## REQUIRED ACTION:
As the answer, give every line of the records that includes the word "JSON".

[GIVEN RECORDS]

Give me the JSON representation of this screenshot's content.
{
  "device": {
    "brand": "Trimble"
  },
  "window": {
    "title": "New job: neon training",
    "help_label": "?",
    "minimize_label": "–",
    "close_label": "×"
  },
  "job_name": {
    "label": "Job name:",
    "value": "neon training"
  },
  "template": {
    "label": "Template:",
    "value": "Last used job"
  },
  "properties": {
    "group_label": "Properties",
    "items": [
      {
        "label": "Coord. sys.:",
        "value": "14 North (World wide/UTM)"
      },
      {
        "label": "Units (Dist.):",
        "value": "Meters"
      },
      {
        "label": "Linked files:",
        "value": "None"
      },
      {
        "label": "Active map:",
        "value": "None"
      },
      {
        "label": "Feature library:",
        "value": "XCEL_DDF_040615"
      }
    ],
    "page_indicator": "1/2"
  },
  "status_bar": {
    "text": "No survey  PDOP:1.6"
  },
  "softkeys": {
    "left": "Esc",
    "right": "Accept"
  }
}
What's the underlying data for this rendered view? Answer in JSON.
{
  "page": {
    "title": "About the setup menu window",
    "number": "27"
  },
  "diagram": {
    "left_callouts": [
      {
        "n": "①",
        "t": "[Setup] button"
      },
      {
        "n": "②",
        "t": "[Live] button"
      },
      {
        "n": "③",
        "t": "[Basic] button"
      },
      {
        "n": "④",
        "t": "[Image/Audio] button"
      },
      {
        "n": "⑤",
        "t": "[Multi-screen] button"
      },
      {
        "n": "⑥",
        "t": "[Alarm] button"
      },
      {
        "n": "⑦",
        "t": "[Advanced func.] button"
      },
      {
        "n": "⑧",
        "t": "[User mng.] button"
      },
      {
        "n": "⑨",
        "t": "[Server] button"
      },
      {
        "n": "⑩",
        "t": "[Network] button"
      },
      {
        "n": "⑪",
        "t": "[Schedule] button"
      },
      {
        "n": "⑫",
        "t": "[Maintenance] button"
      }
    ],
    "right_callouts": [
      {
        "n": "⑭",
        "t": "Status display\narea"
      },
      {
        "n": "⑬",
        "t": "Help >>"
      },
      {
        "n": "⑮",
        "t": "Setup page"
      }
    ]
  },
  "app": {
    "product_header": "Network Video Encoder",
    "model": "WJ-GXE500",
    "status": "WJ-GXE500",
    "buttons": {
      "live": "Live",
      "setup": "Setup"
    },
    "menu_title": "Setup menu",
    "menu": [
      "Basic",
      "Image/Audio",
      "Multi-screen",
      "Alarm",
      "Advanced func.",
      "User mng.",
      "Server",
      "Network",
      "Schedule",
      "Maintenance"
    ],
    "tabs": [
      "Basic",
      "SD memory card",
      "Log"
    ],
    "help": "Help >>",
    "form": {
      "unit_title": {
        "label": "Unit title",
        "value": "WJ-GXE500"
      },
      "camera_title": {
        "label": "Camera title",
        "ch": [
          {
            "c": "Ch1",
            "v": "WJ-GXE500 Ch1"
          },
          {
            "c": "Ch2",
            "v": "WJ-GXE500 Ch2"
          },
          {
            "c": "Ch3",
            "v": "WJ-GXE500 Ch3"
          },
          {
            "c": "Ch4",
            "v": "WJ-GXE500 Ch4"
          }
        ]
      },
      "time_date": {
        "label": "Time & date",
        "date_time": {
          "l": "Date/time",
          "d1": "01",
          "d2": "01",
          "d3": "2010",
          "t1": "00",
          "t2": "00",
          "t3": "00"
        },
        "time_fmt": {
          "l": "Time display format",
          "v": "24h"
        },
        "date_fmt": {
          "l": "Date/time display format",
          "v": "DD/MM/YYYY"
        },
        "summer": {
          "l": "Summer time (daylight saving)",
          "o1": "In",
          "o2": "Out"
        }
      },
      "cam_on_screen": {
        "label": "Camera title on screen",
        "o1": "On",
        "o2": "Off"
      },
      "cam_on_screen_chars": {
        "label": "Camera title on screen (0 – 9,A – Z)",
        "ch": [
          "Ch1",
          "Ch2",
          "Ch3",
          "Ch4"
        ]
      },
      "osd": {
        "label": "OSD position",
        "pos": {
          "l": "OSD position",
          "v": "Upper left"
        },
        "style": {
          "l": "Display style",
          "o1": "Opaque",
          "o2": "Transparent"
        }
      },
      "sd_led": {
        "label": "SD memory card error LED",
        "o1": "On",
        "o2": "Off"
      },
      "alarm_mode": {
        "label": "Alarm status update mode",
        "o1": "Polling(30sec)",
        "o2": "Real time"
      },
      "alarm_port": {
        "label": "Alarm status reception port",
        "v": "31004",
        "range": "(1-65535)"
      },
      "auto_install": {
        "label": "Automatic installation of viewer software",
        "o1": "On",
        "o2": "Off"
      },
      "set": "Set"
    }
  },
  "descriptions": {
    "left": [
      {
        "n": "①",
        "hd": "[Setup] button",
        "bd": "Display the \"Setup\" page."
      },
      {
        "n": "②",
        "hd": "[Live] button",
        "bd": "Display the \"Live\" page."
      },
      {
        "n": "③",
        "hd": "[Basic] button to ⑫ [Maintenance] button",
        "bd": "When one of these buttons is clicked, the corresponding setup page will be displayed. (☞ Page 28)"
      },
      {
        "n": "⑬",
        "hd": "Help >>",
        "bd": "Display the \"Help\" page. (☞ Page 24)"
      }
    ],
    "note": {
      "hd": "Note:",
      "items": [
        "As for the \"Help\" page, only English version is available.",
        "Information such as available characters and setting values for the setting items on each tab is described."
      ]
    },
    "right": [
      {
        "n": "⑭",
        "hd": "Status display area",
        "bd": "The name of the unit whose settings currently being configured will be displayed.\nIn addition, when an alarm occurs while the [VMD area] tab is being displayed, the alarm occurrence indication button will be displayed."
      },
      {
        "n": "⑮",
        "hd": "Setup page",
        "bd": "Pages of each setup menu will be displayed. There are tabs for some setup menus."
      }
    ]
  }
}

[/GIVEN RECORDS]

## EXERCISE OUTPUT:
Give me the JSON representation of this screenshot's content.
What's the underlying data for this rendered view? Answer in JSON.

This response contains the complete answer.